## Your instructions
Filter the data below for the string "AdminApplication" and copy each matching line.

Page and application data records

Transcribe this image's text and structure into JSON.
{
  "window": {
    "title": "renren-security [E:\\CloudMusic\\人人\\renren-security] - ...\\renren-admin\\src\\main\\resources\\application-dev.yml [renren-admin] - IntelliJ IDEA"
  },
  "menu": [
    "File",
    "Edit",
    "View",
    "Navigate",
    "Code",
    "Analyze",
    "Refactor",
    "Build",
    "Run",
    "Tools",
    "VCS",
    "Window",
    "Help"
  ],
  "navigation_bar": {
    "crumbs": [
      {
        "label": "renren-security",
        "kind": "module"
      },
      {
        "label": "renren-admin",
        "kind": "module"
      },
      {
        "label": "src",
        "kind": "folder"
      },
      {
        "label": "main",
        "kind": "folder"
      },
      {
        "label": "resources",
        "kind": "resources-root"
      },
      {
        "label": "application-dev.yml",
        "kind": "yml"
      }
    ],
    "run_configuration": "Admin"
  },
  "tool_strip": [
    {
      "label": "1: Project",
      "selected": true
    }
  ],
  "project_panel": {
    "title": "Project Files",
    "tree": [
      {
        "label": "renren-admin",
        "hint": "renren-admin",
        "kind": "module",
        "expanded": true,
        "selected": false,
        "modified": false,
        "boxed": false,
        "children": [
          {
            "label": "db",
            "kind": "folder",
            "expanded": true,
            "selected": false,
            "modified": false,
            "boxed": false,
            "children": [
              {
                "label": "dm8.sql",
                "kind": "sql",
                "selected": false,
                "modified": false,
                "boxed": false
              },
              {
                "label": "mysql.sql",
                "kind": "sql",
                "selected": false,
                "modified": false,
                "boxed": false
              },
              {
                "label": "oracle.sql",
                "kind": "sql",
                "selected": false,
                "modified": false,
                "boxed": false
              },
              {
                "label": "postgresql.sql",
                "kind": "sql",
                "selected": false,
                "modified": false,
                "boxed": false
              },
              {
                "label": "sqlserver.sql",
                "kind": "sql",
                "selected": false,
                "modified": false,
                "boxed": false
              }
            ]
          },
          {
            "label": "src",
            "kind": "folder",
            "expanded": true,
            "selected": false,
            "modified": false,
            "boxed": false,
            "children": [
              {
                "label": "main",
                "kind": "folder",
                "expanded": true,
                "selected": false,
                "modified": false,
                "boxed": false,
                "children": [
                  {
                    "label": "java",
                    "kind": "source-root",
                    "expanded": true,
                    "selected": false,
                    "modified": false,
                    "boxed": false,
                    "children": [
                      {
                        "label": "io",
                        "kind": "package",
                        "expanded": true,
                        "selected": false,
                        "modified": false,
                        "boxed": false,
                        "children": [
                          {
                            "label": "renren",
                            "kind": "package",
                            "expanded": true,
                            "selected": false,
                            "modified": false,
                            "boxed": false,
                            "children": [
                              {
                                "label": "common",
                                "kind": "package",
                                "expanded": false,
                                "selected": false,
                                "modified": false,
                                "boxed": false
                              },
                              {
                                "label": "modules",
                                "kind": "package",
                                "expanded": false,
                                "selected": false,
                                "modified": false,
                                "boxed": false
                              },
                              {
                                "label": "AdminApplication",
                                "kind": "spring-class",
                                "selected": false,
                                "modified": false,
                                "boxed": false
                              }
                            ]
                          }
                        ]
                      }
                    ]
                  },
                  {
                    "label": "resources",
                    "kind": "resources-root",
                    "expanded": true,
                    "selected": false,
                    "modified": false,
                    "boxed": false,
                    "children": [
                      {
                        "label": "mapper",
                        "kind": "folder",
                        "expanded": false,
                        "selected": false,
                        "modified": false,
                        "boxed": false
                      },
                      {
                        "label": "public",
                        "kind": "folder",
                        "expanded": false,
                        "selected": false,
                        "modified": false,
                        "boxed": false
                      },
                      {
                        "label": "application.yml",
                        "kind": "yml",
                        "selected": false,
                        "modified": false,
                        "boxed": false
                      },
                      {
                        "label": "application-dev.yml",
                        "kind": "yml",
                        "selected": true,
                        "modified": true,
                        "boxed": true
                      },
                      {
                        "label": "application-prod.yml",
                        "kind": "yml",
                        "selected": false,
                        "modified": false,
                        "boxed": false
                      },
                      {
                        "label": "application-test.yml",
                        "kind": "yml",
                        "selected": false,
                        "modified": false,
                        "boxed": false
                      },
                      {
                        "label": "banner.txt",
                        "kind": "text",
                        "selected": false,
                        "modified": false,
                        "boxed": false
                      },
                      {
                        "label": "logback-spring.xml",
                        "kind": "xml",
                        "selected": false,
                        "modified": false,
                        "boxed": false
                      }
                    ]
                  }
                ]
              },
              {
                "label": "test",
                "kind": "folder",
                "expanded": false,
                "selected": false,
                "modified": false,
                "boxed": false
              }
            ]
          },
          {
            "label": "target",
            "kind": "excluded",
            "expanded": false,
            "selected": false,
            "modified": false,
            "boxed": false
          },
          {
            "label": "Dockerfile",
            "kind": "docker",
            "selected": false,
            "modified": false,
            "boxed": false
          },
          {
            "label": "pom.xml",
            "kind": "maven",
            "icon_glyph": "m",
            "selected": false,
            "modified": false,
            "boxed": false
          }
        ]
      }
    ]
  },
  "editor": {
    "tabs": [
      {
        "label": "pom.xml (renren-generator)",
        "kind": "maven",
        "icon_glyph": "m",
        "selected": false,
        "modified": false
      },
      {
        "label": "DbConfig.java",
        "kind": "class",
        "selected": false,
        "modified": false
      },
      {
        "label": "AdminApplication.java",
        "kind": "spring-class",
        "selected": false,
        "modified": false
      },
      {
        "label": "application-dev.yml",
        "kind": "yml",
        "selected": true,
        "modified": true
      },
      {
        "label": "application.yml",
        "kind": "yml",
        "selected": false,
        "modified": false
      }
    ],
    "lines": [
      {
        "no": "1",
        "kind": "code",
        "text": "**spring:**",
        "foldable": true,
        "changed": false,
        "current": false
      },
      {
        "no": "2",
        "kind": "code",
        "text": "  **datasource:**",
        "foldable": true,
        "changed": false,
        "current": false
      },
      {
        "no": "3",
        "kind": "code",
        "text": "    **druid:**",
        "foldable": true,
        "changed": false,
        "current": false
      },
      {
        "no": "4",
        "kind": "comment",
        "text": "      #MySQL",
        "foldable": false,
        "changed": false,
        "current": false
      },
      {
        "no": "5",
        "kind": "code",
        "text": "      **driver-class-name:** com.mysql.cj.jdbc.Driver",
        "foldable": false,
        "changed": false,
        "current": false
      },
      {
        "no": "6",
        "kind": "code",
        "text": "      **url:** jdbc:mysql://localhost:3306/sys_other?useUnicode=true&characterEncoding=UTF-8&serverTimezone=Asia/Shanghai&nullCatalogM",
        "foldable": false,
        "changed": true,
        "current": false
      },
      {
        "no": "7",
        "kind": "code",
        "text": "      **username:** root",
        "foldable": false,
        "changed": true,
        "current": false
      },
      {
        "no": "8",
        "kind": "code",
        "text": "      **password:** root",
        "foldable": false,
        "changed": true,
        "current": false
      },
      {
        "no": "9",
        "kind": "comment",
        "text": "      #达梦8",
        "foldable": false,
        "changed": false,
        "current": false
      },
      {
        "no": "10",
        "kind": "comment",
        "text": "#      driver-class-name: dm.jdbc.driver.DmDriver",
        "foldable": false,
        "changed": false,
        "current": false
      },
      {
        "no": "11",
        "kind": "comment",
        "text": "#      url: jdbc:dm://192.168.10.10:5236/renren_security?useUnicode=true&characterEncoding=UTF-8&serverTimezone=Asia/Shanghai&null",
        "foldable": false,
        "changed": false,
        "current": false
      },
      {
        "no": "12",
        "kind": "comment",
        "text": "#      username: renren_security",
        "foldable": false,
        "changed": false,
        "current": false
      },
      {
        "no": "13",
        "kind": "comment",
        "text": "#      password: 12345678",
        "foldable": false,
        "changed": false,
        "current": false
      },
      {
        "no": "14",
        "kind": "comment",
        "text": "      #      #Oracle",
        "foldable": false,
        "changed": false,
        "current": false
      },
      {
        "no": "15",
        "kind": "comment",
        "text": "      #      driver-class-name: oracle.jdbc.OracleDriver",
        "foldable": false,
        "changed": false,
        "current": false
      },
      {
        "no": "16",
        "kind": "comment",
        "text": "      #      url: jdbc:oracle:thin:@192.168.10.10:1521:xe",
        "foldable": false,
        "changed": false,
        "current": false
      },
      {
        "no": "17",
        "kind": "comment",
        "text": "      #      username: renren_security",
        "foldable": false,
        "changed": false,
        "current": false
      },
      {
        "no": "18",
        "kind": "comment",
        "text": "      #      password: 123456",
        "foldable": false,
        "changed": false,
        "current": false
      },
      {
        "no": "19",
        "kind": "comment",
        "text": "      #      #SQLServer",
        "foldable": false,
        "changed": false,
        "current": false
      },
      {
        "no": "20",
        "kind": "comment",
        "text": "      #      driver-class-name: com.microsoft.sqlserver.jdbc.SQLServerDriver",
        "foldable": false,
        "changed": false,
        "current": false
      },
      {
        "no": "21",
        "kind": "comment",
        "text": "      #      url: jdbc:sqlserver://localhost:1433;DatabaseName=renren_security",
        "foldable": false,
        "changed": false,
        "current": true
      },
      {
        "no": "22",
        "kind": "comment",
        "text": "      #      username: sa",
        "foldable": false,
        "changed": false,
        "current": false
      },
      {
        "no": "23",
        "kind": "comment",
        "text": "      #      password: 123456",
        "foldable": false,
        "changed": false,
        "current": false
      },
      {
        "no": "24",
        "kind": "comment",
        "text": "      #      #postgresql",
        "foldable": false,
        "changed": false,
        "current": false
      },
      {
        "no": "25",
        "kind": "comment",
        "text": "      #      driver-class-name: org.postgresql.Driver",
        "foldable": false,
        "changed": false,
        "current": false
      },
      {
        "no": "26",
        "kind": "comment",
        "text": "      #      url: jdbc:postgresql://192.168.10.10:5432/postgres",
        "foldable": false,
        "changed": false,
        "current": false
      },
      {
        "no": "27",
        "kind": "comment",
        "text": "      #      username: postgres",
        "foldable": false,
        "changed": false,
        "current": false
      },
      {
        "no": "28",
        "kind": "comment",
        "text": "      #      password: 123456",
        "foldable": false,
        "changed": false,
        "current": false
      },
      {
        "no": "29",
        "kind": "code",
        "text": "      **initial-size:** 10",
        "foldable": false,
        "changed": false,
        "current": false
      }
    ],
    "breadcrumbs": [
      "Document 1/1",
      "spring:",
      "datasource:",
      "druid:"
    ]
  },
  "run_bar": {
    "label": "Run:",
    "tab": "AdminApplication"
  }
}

## Answer box
                                "label": "AdminApplication",
        "label": "AdminApplication.java",
    "tab": "AdminApplication"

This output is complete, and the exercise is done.